• TASK ITEM: Your answer should be the records, restated word for word.

THE DATA section start

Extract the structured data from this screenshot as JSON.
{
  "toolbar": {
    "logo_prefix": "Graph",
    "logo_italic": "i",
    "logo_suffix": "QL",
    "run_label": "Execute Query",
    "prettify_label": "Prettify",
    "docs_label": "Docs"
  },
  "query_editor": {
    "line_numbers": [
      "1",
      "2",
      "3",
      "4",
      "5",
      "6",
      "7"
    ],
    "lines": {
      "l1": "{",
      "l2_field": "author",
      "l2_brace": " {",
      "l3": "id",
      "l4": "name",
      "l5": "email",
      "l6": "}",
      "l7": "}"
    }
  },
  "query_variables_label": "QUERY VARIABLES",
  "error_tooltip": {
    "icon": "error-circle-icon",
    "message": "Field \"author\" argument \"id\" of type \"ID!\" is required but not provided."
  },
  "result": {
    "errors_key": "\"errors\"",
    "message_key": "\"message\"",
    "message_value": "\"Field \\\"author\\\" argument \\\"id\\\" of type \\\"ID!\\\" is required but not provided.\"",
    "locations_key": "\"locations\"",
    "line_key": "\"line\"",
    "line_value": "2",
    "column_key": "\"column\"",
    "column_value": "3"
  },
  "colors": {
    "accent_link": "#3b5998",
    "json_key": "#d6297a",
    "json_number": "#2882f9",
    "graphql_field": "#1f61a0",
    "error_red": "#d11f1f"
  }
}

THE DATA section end

• SOLUTION:
Extract the structured data from this screenshot as JSON.
{
  "toolbar": {
    "logo_prefix": "Graph",
    "logo_italic": "i",
    "logo_suffix": "QL",
    "run_label": "Execute Query",
    "prettify_label": "Prettify",
    "docs_label": "Docs"
  },
  "query_editor": {
    "line_numbers": [
      "1",
      "2",
      "3",
      "4",
      "5",
      "6",
      "7"
    ],
    "lines": {
      "l1": "{",
      "l2_field": "author",
      "l2_brace": " {",
      "l3": "id",
      "l4": "name",
      "l5": "email",
      "l6": "}",
      "l7": "}"
    }
  },
  "query_variables_label": "QUERY VARIABLES",
  "error_tooltip": {
    "icon": "error-circle-icon",
    "message": "Field \"author\" argument \"id\" of type \"ID!\" is required but not provided."
  },
  "result": {
    "errors_key": "\"errors\"",
    "message_key": "\"message\"",
    "message_value": "\"Field \\\"author\\\" argument \\\"id\\\" of type \\\"ID!\\\" is required but not provided.\"",
    "locations_key": "\"locations\"",
    "line_key": "\"line\"",
    "line_value": "2",
    "column_key": "\"column\"",
    "column_value": "3"
  },
  "colors": {
    "accent_link": "#3b5998",
    "json_key": "#d6297a",
    "json_number": "#2882f9",
    "graphql_field": "#1f61a0",
    "error_red": "#d11f1f"
  }
}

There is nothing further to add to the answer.